Delta didn’t offer any compensation for the canceled flight, since weather was a factor. And I should have known better than to risk flying into LaGuardia late in the day. It’s the airport that is closest to my Manhattan apartment. Convenience won over competence. When Joe Biden likened LaGuardia to a Third World airport it was taken as an insult—to the Third World.
The airline gods slapped me for not doing my homework. Choosing Delta in this case was a bad idea: not that Delta is a bad carrier (far from it) but Charlotte isn’t a Delta hub. Delta apparently doesn’t prize the Charlotte- New York market to run its own jets. That limits my options in the event something goes wrong. And it surely did. In the scramble for the remaining space to New York that evening, my smartphone froze as I tried to rebook my wife and me. At one point we were on separate flights. Then we were on none—an agent booked us on a one-hopper through Atlanta but by the time we reached the gate our seats had been given away. Next available flight out: 12:30 the following day.
So much for those morning meetings. Except that the 12:30 became a 3:30 after a mechanical problem and a change of aircraft, by which time many of the passengers had bailed to take their chances on other flights. There were 18 of us on our Embraer 145, a virtual private jet. Once airborne, a cheerful flight attendant asked if I would like a beverage. Coffee please, I said. No can do, she replied. The coffeemaker was broken. “If we waited to get it fixed, we’d have never left,” she said.

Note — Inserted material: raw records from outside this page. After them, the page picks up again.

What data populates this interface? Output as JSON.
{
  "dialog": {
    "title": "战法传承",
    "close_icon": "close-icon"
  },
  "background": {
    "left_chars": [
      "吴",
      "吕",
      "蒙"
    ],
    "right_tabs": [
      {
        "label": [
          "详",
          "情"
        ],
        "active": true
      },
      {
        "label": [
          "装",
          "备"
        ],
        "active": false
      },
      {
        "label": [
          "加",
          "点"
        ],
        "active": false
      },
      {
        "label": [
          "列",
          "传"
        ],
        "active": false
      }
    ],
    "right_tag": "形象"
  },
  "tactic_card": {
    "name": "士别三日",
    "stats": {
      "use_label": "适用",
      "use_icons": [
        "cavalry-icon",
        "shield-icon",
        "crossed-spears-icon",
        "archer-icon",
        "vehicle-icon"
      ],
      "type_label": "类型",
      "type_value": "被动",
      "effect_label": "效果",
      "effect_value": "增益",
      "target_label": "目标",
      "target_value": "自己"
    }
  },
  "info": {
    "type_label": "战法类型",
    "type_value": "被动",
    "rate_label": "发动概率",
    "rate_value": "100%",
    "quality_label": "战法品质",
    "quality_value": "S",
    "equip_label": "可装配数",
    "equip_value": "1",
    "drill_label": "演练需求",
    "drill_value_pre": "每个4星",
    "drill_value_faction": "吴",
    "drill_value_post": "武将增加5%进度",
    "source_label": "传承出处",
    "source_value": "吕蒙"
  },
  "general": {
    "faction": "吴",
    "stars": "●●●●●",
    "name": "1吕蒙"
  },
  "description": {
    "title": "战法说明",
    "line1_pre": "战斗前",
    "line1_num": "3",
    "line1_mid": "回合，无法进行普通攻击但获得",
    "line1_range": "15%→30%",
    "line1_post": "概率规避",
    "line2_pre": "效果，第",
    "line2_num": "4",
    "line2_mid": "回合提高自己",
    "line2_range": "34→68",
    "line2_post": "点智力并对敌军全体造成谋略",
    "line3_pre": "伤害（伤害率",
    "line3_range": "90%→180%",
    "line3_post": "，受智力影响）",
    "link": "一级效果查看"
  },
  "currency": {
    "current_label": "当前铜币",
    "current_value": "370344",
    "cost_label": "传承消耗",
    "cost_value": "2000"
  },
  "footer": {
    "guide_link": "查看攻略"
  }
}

I must have looked very pained. “Would you,” she said kindly, “like an adult beverage?” No, at this point it wasn’t going to help.